In the space of a month, two of Thembi’s nephews talked to her about their work-load, how to meet expectations and then lastly, what can one do to fall asleep at night? Thembi looked at these two young aspiring men of the future and her heart went out to them. They are suffering from stress, and are asking for help to develop the skills to cope in our modern era.
It is an age-old problem: what do we do if the business is starting to fail? We cut costs, or we grow the business. Cutting costs is under our control. Reducing head count is an obvious choice as payroll is always one of the highest, if not the highest cost, in most companies. It is no secret that employees are required to do more with fewer resources today.
The analogy with professional sportsmen and women is useful here. How does one break the record set by someone else who was on steroids? Is it even possible to compete professionally if you are not prepared to bend the rules, to punish your body, to go to extra-ordinary lengths to push yourself to what is possibly not even humanly possible?
Is this what is happening in business these last few decades? Because the need to show growth and return on investment is so fundamentally embedded into the organisations ability to access funding, and that at a favourable rate, managers are under pressure. Today’s managers have to be willing to bend the rules, to set punishing goals for self and the team, to pressurize everyone to go to extra-ordinary lengths to push towards what is possibly not even humanly possible.
In both cases how do we imagine this cycle is going to be broken? Who is going to stand up and compete in sport without taking any drugs, when the outcome is probably that they will not even be seen? What CEO is going to employ more people and increase his payroll overhead so that his staff can do less work? These ideas are unimaginable.

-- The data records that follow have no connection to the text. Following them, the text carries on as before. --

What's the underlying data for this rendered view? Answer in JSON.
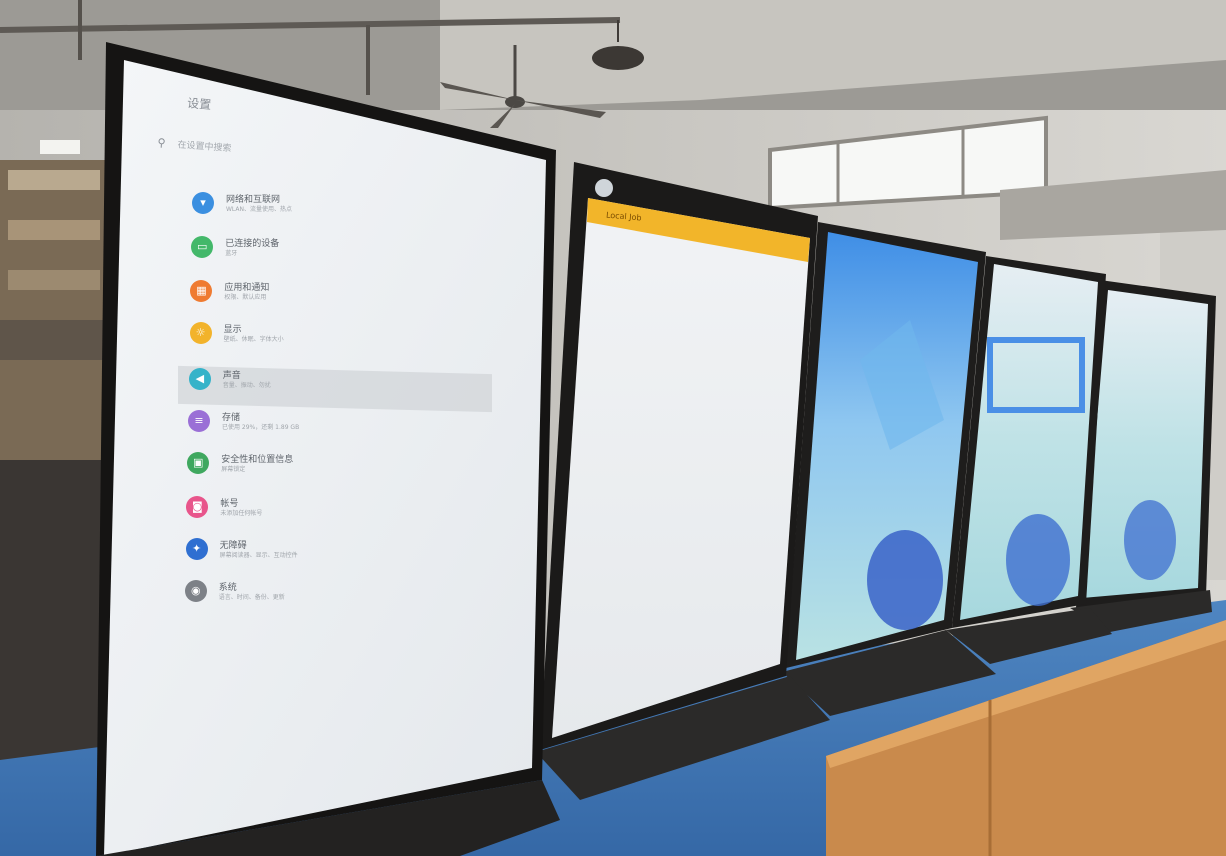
{
  "settings": {
    "title": "设置",
    "search_placeholder": "在设置中搜索",
    "items": [
      {
        "label": "网络和互联网",
        "sub": "WLAN、流量使用、热点",
        "color": "#3b8fe0",
        "icon": "wifi-icon"
      },
      {
        "label": "已连接的设备",
        "sub": "蓝牙",
        "color": "#43b86a",
        "icon": "devices-icon"
      },
      {
        "label": "应用和通知",
        "sub": "权限、默认应用",
        "color": "#ef7b31",
        "icon": "apps-icon"
      },
      {
        "label": "显示",
        "sub": "壁纸、休眠、字体大小",
        "color": "#f2b32b",
        "icon": "display-icon"
      },
      {
        "label": "声音",
        "sub": "音量、振动、勿扰",
        "color": "#36b3c9",
        "icon": "sound-icon"
      },
      {
        "label": "存储",
        "sub": "已使用 29%，还剩 1.89 GB",
        "color": "#9a6fd6",
        "icon": "storage-icon"
      },
      {
        "label": "安全性和位置信息",
        "sub": "屏幕锁定",
        "color": "#3fa85f",
        "icon": "lock-icon"
      },
      {
        "label": "帐号",
        "sub": "未添加任何帐号",
        "color": "#e8558b",
        "icon": "account-icon"
      },
      {
        "label": "无障碍",
        "sub": "屏幕阅读器、显示、互动控件",
        "color": "#2f6fd1",
        "icon": "accessibility-icon"
      },
      {
        "label": "系统",
        "sub": "语言、时间、备份、更新",
        "color": "#7d8187",
        "icon": "system-icon"
      }
    ]
  },
  "second_screen": {
    "bar_text": "Local Job"
  }
}
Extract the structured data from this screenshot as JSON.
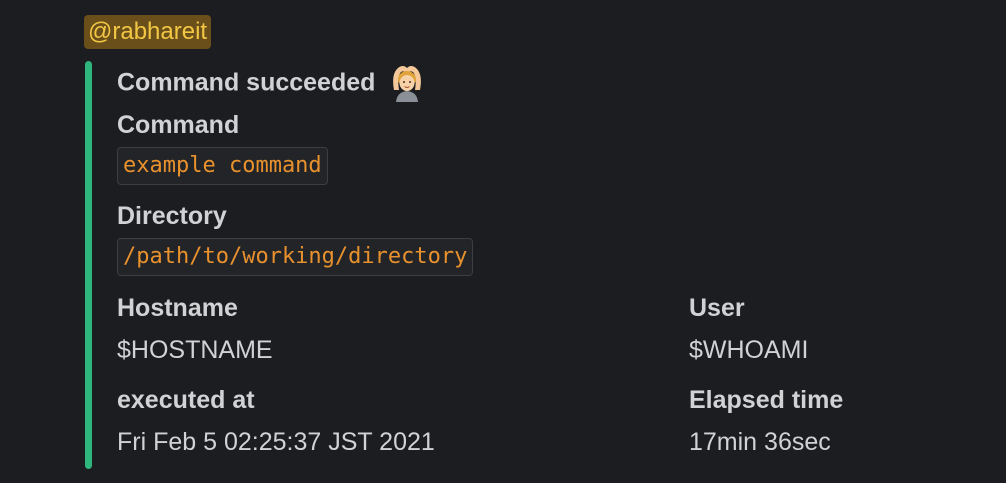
{
  "mention": "@rabhareit",
  "attachment": {
    "bar_color": "#2eb67d",
    "title": "Command succeeded",
    "title_emoji": "person-gesturing-ok-icon",
    "command": {
      "label": "Command",
      "value": "example command"
    },
    "directory": {
      "label": "Directory",
      "value": "/path/to/working/directory"
    },
    "hostname": {
      "label": "Hostname",
      "value": "$HOSTNAME"
    },
    "user": {
      "label": "User",
      "value": "$WHOAMI"
    },
    "executed_at": {
      "label": "executed at",
      "value": "Fri Feb 5 02:25:37 JST 2021"
    },
    "elapsed": {
      "label": "Elapsed time",
      "value": "17min 36sec"
    }
  }
}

Yet, results of research indicate that there is a way out, at least for business. The research Shirom conducted in 2005 on vigour in the context of organisations, indicated that there is a strong relationship between the organisation and the individual employee’s vigour. According to Shirom the organisation impacts on the individual’s vigour and this in turn impacts on various factors in the organisation, including the individual’s performance and ultimately therefore on organisational effectiveness. How does Shirom define vigour? His approach was different to most researchers at the time, in that he believes vigour comprises not only of physical strength, but also has personal resources interwoven with physical strength, such as emotional energy and cognitive liveliness.
In more recent years, research conducted by Louw in 2014 using Shirom’s model of vigour, showed that vigour was affected by emotional stability, citing the important role played by others in providing support to the individual. According to Shirom, vigour is a work-related ongoing emotional experience that results from the individual’s evaluation of their job and the working environment, and what these mean to the individual. Vigour may therefore be considered as an indicator of optimal psychological functioning, and more importantly, of management effectiveness. How well are your employees doing?
What kind of a work place could we build if we focussed on the vigour of our employees? How much more productive would they be if they were functioning in an environment that offered emotional stability? How could this potentially impact on the balance sheet?
This article has been kindly sponsored by Goldfish Consulting